Embedded derivatives

Derivatives embedded in other financial instruments or other host contracts are treated as separate derivatives when their risks and characteristics are not closely related to those of the host contracts and the host contracts are not measured at fair value, with change in fair value recognised in profit or loss.

Financial liabilities and equity instruments issued by the group

Debt and equity instruments are classified as either financial liabilities or as equity instruments in accordance with the substance of the contractual terms of the arrangement.

Debt instruments issued, which carry the right to convert to equity that is dependent on the outcome of uncertainties beyond the control of both the group and the holder, are classified as liabilities except where the possibility of conversion is certain.

Equity instruments

An equity instrument is any contract that evidences a residual interest in the assets of the entity after deducting all of its liabilities. Equity instruments issued by the group are recorded at the proceeds received net of any direct issue costs.
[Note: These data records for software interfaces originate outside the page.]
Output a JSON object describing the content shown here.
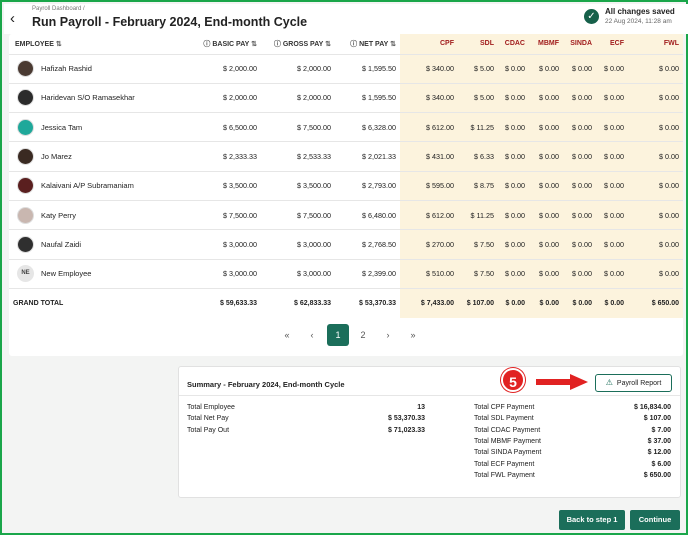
{
  "header": {
    "breadcrumb": "Payroll Dashboard /",
    "title": "Run Payroll - February 2024, End-month Cycle",
    "save_status": "All changes saved",
    "save_time": "22 Aug 2024, 11:28 am"
  },
  "table": {
    "columns": {
      "employee": "EMPLOYEE",
      "basic_pay": "BASIC PAY",
      "gross_pay": "GROSS PAY",
      "net_pay": "NET PAY",
      "cpf": "CPF",
      "sdl": "SDL",
      "cdac": "CDAC",
      "mbmf": "MBMF",
      "sinda": "SINDA",
      "ecf": "ECF",
      "fwl": "FWL"
    },
    "rows": [
      {
        "name": "Hafizah Rashid",
        "basic": "$ 2,000.00",
        "gross": "$ 2,000.00",
        "net": "$ 1,595.50",
        "cpf": "$ 340.00",
        "sdl": "$ 5.00",
        "cdac": "$ 0.00",
        "mbmf": "$ 0.00",
        "sinda": "$ 0.00",
        "ecf": "$ 0.00",
        "fwl": "$ 0.00",
        "avatar_color": "#4a3a32"
      },
      {
        "name": "Haridevan S/O Ramasekhar",
        "basic": "$ 2,000.00",
        "gross": "$ 2,000.00",
        "net": "$ 1,595.50",
        "cpf": "$ 340.00",
        "sdl": "$ 5.00",
        "cdac": "$ 0.00",
        "mbmf": "$ 0.00",
        "sinda": "$ 0.00",
        "ecf": "$ 0.00",
        "fwl": "$ 0.00",
        "avatar_color": "#2b2b2b"
      },
      {
        "name": "Jessica Tam",
        "basic": "$ 6,500.00",
        "gross": "$ 7,500.00",
        "net": "$ 6,328.00",
        "cpf": "$ 612.00",
        "sdl": "$ 11.25",
        "cdac": "$ 0.00",
        "mbmf": "$ 0.00",
        "sinda": "$ 0.00",
        "ecf": "$ 0.00",
        "fwl": "$ 0.00",
        "avatar_color": "#1fa89a"
      },
      {
        "name": "Jo Marez",
        "basic": "$ 2,333.33",
        "gross": "$ 2,533.33",
        "net": "$ 2,021.33",
        "cpf": "$ 431.00",
        "sdl": "$ 6.33",
        "cdac": "$ 0.00",
        "mbmf": "$ 0.00",
        "sinda": "$ 0.00",
        "ecf": "$ 0.00",
        "fwl": "$ 0.00",
        "avatar_color": "#3a2a22"
      },
      {
        "name": "Kalaivani A/P Subramaniam",
        "basic": "$ 3,500.00",
        "gross": "$ 3,500.00",
        "net": "$ 2,793.00",
        "cpf": "$ 595.00",
        "sdl": "$ 8.75",
        "cdac": "$ 0.00",
        "mbmf": "$ 0.00",
        "sinda": "$ 0.00",
        "ecf": "$ 0.00",
        "fwl": "$ 0.00",
        "avatar_color": "#5a1f1f"
      },
      {
        "name": "Katy Perry",
        "basic": "$ 7,500.00",
        "gross": "$ 7,500.00",
        "net": "$ 6,480.00",
        "cpf": "$ 612.00",
        "sdl": "$ 11.25",
        "cdac": "$ 0.00",
        "mbmf": "$ 0.00",
        "sinda": "$ 0.00",
        "ecf": "$ 0.00",
        "fwl": "$ 0.00",
        "avatar_color": "#c9b7b0"
      },
      {
        "name": "Naufal Zaidi",
        "basic": "$ 3,000.00",
        "gross": "$ 3,000.00",
        "net": "$ 2,768.50",
        "cpf": "$ 270.00",
        "sdl": "$ 7.50",
        "cdac": "$ 0.00",
        "mbmf": "$ 0.00",
        "sinda": "$ 0.00",
        "ecf": "$ 0.00",
        "fwl": "$ 0.00",
        "avatar_color": "#2f2f2f"
      },
      {
        "name": "New Employee",
        "initials": "NE",
        "basic": "$ 3,000.00",
        "gross": "$ 3,000.00",
        "net": "$ 2,399.00",
        "cpf": "$ 510.00",
        "sdl": "$ 7.50",
        "cdac": "$ 0.00",
        "mbmf": "$ 0.00",
        "sinda": "$ 0.00",
        "ecf": "$ 0.00",
        "fwl": "$ 0.00",
        "avatar_color": "#e6e6e6"
      }
    ],
    "total": {
      "label": "GRAND TOTAL",
      "basic": "$ 59,633.33",
      "gross": "$ 62,833.33",
      "net": "$ 53,370.33",
      "cpf": "$ 7,433.00",
      "sdl": "$ 107.00",
      "cdac": "$ 0.00",
      "mbmf": "$ 0.00",
      "sinda": "$ 0.00",
      "ecf": "$ 0.00",
      "fwl": "$ 650.00"
    }
  },
  "pagination": {
    "first": "«",
    "prev": "‹",
    "page1": "1",
    "page2": "2",
    "next": "›",
    "last": "»"
  },
  "summary": {
    "title": "Summary - February 2024, End-month Cycle",
    "step_badge": "5",
    "report_button": "Payroll Report",
    "left": [
      {
        "label": "Total Employee",
        "value": "13"
      },
      {
        "label": "Total Net Pay",
        "value": "$ 53,370.33"
      },
      {
        "label": "Total Pay Out",
        "value": "$ 71,023.33"
      }
    ],
    "right": [
      {
        "label": "Total CPF Payment",
        "value": "$ 16,834.00"
      },
      {
        "label": "Total SDL Payment",
        "value": "$ 107.00"
      },
      {
        "label": "Total CDAC Payment",
        "value": "$ 7.00"
      },
      {
        "label": "Total MBMF Payment",
        "value": "$ 37.00"
      },
      {
        "label": "Total SINDA Payment",
        "value": "$ 12.00"
      },
      {
        "label": "Total ECF Payment",
        "value": "$ 6.00"
      },
      {
        "label": "Total FWL Payment",
        "value": "$ 650.00"
      }
    ]
  },
  "footer": {
    "back_label": "Back to step 1",
    "continue_label": "Continue"
  },
  "colors": {
    "brand_green": "#1b6e5a",
    "highlight_border": "#1aa64a",
    "tax_column_bg": "#fcf3dd",
    "annotation_red": "#e12222"
  }
}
Financial guarantee contract liabilities

A financial guarantee contract requires the issuer to make specified payments to reimburse the holder for a loss it incurs because a specified debtor fails to make payment when due in accordance with the original or modified terms of a debt instrument.
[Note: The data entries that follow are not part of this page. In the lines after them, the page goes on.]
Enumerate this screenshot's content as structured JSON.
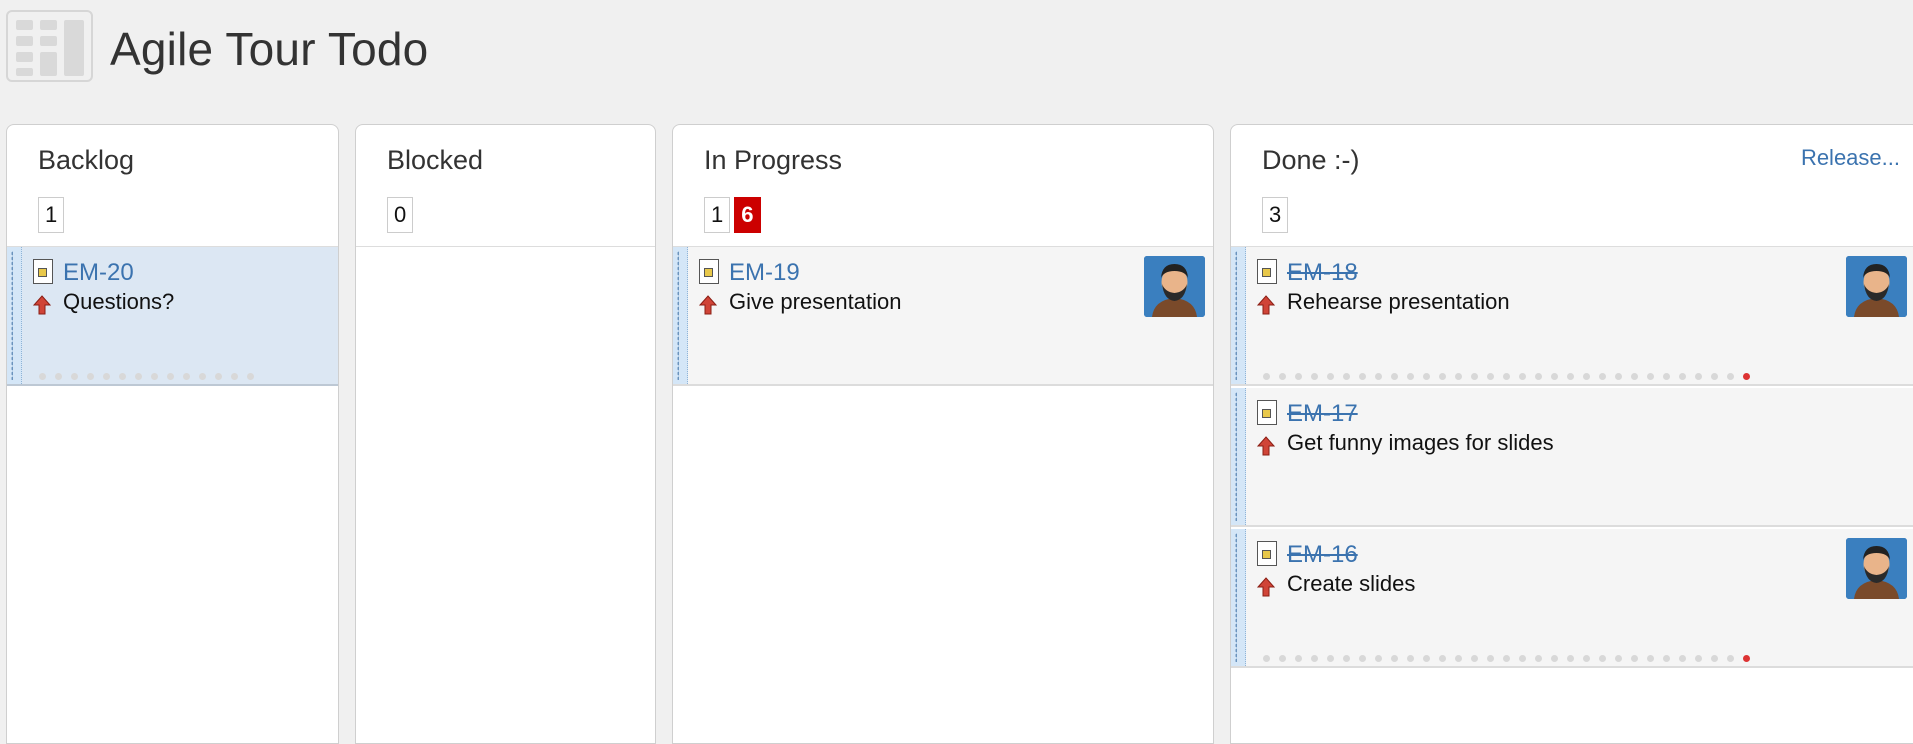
{
  "board": {
    "title": "Agile Tour Todo",
    "columns": [
      {
        "title": "Backlog",
        "counts": [
          "1"
        ],
        "cards": [
          {
            "key": "EM-20",
            "summary": "Questions?"
          }
        ]
      },
      {
        "title": "Blocked",
        "counts": [
          "0"
        ],
        "cards": []
      },
      {
        "title": "In Progress",
        "counts": [
          "1",
          "6"
        ],
        "cards": [
          {
            "key": "EM-19",
            "summary": "Give presentation"
          }
        ]
      },
      {
        "title": "Done :-)",
        "action": "Release...",
        "counts": [
          "3"
        ],
        "cards": [
          {
            "key": "EM-18",
            "summary": "Rehearse presentation"
          },
          {
            "key": "EM-17",
            "summary": "Get funny images for slides"
          },
          {
            "key": "EM-16",
            "summary": "Create slides"
          }
        ]
      }
    ]
  },
  "colors": {
    "link": "#3b73af",
    "max_count_badge": "#cc0000",
    "selected_card": "#dce7f3"
  },
  "icons": {
    "board": "board-icon",
    "issue_type": "task-icon",
    "priority": "priority-major-icon",
    "assignee": "user-avatar"
  }
}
Financial guarantee contracts are measured initially at their fair values and are subsequently measured at the higher of:

  • the amount of the obligation under the contract; and
  • the amount initially recognised less, where appropriate, cumulative amortisation.
Financial liabilities

Financial liabilities include interest bearing bank loans and overdrafts and trade and other payables.

Financial liabilities are either classified as:

  • financial liabilities at FVTPL; or
  • other financial liabilities.
Financial liabilities at FVTPL

Financial liabilities are classified as at FVTPL where the financial liability is either held for trading or it is designated as such upon initial recognition.

Financial liabilities at FVTPL are stated at fair value, with any resultant gain or loss recognised in profit or loss. The net gain or loss recognised in profit or loss incorporates any interest paid on the financial liability.

Other financial liabilities

Other financial liabilities, including interest bearing bank loans and overdrafts, are initially measured at fair value, net of transaction costs.

Other financial liabilities are subsequently measured at amortised cost using the effective interest method, with interest expense recognised on an effective yield basis.

Trade and other payables are stated at their nominal value.

Derecognition of financial liabilities

Financial liabilities are derecognised when the liability is extinguished, that is, the obligation specified in the contract is discharged, cancelled or expires.